Work item:
Search the entries for the word "caption". Copy every line that holds it.

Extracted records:
===

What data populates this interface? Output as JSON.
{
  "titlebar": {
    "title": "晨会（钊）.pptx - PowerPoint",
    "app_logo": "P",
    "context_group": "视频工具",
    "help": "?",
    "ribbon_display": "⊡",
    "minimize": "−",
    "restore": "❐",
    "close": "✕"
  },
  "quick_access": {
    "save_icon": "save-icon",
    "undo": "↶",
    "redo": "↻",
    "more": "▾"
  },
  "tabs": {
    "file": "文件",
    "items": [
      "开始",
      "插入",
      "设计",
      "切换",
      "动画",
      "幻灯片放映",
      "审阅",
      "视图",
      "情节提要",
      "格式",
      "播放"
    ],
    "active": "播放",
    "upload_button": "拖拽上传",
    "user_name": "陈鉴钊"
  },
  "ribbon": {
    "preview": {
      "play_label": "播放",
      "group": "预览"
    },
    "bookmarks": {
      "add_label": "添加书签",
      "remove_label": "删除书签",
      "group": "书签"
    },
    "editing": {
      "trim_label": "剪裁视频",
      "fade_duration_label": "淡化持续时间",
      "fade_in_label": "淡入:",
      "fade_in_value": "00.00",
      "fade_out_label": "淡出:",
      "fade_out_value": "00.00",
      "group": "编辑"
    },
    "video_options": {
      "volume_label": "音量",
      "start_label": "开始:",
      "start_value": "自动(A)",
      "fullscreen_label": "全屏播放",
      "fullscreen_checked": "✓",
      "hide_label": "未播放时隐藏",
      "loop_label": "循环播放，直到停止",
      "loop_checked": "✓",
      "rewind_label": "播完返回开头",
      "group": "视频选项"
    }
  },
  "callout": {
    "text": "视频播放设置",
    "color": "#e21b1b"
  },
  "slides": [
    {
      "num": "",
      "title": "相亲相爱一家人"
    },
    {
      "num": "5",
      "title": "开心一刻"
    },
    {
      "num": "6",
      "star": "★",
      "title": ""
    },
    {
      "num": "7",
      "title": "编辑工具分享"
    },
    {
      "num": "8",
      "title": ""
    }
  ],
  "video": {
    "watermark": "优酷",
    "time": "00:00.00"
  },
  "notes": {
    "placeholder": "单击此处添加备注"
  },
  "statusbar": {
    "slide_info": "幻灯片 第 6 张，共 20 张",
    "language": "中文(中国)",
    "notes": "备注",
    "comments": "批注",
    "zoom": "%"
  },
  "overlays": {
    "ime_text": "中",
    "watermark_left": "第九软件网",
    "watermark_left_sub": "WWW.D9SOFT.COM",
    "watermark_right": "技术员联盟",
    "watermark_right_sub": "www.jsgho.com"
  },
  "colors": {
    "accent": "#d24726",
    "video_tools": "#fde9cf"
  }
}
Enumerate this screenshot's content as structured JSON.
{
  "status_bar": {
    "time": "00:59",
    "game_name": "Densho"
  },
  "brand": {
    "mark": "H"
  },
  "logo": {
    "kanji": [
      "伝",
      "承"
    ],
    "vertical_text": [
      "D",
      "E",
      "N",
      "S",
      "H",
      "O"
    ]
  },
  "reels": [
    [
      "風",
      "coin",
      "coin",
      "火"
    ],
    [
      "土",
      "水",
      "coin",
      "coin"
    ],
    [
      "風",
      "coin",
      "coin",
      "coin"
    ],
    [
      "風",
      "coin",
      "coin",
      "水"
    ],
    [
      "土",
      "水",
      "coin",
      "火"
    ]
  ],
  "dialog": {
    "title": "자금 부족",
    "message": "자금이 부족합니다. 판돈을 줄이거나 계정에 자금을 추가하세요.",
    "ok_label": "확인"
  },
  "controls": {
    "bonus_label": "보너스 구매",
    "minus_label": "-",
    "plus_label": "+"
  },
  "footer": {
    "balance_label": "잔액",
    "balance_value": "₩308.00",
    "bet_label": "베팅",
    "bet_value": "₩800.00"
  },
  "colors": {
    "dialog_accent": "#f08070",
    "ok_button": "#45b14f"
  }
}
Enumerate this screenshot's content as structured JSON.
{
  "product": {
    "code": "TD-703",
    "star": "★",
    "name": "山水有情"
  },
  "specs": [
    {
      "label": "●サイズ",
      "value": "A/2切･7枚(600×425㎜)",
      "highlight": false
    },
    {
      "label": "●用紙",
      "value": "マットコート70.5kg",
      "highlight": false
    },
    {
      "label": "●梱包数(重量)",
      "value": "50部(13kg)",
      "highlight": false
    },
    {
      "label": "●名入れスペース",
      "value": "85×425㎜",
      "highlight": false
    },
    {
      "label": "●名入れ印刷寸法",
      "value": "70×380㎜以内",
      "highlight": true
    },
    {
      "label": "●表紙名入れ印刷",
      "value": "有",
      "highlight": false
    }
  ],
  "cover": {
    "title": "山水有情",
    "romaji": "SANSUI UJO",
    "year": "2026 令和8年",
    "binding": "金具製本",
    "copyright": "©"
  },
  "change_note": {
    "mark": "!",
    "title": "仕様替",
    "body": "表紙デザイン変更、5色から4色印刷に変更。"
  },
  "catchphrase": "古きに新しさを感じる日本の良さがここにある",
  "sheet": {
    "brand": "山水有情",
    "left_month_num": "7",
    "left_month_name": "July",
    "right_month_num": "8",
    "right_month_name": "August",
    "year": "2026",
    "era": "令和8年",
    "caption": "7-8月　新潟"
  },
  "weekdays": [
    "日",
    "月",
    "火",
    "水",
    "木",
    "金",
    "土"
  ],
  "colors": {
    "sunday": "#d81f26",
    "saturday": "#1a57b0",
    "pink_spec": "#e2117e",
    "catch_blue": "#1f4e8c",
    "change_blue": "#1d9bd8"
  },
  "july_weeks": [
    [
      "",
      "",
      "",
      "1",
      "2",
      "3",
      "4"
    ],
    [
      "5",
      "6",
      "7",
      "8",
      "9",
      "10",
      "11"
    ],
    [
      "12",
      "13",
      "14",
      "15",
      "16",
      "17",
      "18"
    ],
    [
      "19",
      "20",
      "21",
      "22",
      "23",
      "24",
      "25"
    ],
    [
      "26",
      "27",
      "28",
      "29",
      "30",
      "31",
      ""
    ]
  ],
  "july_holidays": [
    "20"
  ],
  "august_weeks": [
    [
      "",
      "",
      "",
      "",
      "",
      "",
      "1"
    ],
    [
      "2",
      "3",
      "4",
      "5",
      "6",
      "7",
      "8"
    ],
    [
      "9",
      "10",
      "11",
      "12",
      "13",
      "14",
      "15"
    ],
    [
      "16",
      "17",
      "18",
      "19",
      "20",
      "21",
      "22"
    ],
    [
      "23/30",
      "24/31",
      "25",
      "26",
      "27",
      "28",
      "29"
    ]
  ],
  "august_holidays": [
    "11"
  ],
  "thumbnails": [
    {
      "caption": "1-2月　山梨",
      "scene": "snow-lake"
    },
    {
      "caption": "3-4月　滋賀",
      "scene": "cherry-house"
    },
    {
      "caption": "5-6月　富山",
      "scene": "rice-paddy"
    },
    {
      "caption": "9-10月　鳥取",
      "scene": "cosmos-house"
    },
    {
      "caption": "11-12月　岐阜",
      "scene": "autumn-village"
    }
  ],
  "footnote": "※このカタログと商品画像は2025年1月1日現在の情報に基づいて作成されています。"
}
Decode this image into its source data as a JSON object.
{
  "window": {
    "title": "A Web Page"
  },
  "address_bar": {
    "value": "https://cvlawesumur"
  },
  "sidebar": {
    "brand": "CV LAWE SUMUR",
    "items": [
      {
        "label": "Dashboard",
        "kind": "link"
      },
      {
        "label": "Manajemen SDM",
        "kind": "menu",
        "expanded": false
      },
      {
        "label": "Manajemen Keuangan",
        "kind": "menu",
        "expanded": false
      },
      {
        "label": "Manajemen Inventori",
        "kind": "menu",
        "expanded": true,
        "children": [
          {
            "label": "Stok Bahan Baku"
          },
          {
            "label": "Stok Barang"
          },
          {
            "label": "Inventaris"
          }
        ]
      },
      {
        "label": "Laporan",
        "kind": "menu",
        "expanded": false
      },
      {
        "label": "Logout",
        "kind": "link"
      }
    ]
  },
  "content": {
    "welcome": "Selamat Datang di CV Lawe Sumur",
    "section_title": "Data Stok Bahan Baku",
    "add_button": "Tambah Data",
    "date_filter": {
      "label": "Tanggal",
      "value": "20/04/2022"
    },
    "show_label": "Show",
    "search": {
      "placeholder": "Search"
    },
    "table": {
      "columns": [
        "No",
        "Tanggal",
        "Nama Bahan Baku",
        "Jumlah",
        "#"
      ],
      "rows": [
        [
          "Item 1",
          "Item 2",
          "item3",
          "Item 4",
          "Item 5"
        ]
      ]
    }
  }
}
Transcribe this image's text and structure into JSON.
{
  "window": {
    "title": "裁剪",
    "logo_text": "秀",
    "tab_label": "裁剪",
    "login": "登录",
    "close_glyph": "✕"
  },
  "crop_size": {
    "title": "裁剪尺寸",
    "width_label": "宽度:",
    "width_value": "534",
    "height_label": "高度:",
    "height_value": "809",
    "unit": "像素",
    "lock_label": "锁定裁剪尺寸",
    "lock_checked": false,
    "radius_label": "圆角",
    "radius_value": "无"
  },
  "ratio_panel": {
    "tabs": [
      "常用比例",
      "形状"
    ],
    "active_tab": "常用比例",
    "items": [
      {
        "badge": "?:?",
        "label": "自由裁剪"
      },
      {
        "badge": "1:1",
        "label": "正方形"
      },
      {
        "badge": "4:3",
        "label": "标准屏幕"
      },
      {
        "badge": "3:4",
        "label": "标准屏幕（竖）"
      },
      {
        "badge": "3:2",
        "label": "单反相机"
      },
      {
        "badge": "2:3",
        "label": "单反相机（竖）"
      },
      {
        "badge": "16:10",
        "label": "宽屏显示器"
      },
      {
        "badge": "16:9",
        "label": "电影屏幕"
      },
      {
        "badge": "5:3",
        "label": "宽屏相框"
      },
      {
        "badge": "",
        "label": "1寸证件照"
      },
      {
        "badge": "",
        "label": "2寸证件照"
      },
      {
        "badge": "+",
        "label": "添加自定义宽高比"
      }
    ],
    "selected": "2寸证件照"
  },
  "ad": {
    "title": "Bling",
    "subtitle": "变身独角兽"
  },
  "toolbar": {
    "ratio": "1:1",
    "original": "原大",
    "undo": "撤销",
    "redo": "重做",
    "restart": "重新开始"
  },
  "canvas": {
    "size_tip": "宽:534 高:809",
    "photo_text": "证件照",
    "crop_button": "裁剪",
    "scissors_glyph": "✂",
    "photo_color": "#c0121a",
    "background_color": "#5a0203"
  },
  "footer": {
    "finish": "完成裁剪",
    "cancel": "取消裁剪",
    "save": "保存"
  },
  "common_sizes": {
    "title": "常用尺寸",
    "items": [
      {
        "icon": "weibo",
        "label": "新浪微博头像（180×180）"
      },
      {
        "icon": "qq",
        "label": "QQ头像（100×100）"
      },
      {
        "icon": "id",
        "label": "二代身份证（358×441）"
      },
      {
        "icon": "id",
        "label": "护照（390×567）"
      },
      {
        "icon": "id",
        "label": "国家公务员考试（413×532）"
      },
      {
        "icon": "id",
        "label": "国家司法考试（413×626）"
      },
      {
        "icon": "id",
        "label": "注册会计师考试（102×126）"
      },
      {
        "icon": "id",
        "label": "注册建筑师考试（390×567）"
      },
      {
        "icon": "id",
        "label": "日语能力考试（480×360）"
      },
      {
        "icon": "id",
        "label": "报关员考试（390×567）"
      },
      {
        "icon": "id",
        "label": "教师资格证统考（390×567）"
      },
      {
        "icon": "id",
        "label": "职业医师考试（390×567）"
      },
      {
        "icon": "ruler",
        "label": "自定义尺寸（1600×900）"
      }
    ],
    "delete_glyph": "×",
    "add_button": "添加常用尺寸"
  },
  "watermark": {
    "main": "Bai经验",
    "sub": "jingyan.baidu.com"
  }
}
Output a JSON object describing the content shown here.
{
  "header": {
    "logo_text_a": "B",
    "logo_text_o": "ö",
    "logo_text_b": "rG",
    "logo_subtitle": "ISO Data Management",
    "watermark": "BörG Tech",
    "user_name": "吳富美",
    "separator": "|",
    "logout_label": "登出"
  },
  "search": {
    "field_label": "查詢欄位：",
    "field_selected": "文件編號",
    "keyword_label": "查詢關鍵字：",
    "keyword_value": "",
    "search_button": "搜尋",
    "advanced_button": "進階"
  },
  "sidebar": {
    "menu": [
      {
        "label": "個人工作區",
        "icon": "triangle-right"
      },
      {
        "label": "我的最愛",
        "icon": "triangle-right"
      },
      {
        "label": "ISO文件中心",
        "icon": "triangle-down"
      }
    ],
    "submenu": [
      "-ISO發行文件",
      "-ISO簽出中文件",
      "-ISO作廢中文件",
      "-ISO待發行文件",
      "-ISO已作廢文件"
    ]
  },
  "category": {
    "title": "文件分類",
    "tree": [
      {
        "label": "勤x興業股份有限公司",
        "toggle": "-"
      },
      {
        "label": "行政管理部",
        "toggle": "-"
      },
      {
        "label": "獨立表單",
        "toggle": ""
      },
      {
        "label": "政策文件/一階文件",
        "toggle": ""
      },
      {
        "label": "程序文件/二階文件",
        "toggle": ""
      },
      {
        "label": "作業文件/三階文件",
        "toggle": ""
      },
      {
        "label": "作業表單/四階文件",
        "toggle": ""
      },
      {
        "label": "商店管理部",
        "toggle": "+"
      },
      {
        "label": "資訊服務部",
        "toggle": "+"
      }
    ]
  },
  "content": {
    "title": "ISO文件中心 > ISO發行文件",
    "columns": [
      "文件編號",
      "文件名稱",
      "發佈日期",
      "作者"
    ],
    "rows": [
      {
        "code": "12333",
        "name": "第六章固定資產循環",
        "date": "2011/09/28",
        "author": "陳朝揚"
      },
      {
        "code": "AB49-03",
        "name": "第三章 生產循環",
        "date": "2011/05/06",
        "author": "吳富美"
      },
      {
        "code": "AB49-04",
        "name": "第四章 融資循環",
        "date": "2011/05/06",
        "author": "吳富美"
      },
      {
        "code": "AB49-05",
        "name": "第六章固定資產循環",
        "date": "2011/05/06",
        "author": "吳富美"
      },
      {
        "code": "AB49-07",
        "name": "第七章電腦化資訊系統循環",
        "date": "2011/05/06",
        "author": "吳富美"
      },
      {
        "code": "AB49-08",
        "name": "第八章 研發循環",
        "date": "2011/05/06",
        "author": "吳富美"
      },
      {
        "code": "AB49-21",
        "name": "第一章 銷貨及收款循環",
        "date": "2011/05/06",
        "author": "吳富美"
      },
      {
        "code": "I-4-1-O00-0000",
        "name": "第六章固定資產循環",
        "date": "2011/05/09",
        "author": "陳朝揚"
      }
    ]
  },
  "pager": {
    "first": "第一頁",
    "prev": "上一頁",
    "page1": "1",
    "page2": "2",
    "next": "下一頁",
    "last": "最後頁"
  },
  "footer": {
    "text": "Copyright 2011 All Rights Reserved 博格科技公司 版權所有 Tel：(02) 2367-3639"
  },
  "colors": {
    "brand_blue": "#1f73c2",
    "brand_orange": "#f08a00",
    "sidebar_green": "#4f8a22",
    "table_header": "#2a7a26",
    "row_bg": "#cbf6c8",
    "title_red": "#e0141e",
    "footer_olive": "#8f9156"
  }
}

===

Output of the exercise:
    "caption": "7-8月　新潟"
      "caption": "1-2月　山梨",
      "caption": "3-4月　滋賀",
      "caption": "5-6月　富山",
      "caption": "9-10月　鳥取",
      "caption": "11-12月　岐阜",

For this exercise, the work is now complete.